- ‘He has taken to using a grand, ancient-sounding Chinese motto, guo zhi da zhe: roughly meaning “the nation’s great cause.” It sounds like it could have been passed down from a sage; in fact, Mr. Xi or his advisers minted it in 2020.’
- ‘ “Xi Jinping wants to show that he isn’t just a party leader but also almost a spiritual seer for China — a bold, visionary statesman,” said Feng Chongyi of the University of Technology Sydney.’
‘In Mr. Xi’s worldview, the party is the custodian of traditional Chinese hierarchy and discipline, set against the dysfunction of democracies.’
- ‘ “He sees his historical role as breaking the historical cycle of dynastic rise and fall so the Communist Party remains in power pretty much forever,” said Neil Thomas of the Eurasia Group.’
‘He argues that the party’s centralized power can mobilize China to accomplish feats beyond the grasp of Western countries, like cutting rural poverty, leaping into new technologies, or — so it seemed for a while — efficiently halting the spread of Covid.’

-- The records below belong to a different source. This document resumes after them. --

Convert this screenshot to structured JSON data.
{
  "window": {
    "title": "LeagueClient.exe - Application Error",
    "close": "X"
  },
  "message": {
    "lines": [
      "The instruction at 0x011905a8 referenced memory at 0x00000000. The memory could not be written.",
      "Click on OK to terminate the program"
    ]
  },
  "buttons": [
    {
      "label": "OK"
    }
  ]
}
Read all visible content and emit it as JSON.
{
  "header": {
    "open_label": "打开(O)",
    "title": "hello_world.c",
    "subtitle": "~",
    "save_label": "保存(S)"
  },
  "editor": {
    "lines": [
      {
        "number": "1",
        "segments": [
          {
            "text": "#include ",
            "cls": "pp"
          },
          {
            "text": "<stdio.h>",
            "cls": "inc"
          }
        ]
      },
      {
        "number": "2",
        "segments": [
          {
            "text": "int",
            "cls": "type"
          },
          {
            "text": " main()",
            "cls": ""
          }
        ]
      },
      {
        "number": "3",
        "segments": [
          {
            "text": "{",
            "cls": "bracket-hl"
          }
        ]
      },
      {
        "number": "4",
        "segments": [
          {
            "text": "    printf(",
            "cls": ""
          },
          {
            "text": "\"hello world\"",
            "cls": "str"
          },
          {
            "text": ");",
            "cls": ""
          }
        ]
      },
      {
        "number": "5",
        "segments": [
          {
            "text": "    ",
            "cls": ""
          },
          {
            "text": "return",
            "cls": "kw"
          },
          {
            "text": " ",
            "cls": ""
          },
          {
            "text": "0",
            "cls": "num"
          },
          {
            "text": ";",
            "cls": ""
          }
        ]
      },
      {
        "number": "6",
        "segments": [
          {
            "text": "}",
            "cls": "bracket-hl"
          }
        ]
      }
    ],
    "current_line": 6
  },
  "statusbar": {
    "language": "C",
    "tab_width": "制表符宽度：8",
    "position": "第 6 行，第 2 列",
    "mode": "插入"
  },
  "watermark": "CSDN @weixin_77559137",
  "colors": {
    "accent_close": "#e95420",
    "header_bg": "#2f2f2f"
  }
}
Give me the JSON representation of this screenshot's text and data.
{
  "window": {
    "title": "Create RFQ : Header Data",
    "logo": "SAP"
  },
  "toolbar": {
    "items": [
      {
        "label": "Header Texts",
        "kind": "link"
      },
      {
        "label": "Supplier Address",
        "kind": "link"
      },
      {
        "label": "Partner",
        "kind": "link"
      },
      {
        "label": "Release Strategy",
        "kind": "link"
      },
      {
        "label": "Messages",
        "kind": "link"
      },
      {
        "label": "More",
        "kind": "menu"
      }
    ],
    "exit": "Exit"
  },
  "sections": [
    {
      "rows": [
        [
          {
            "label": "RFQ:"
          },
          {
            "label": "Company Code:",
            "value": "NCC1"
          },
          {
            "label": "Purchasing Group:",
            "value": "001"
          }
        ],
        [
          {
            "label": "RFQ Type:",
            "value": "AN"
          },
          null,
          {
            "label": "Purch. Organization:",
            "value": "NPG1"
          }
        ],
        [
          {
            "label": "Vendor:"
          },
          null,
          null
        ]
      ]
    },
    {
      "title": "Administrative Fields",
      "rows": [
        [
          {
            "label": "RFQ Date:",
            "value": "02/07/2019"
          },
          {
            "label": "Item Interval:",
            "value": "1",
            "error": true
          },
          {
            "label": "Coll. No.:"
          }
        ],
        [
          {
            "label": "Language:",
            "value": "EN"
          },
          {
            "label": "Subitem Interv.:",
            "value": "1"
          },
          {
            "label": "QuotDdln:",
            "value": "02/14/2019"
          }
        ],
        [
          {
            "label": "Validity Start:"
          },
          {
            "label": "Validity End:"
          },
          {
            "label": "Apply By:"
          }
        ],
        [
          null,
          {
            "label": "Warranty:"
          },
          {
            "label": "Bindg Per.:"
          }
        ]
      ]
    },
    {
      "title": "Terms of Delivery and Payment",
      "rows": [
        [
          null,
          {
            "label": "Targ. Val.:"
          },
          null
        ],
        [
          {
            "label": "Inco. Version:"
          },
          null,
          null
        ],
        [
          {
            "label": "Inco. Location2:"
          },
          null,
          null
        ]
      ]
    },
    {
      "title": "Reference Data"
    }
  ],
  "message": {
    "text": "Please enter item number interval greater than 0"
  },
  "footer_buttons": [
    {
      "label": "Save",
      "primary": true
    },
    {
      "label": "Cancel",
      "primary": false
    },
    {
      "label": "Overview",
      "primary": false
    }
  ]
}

- ‘ “We must demonstrate the clear superiority of our country’s socialist system in being able to concentrate forces to achieve big feats,” Mr. Xi said at a meeting on technological innovation last month.’
- ‘ “The superiority of our political system and system of governance is even more blazingly clear in its response to the Covid pandemic and winning the war on poverty,” Mr. Xi said in March.’
- ‘ “The contrast between Chinese order and Western chaos has become even sharper.” ’
‘Mr. Xi is already looking well beyond the next five years, trying to build a lasting edifice of power and policies.’
- ‘He is fleshing out his own creed and promoting cohorts of younger protégés, technocrats and military commanders who may advance his influence for decades.’
‘As the Party congress neared, senior Chinese officials garlanded Mr. Xi, the “core” leader, in vows of utter loyalty.’
- ‘ “Embrace the core with a sincere heart,” said one.’
- ‘ “At all times and in all circumstances, trust the core, be loyal to the core, defend the core,” said another.’
Is this a case of Xi Jinping's believing his own press rather than acknowledging the realities in China and the world?
- No. This is who Mr. Xi believes he is: A man of destiny, confident in his judgment and certain of his success.
And woe to anyone who opposes him.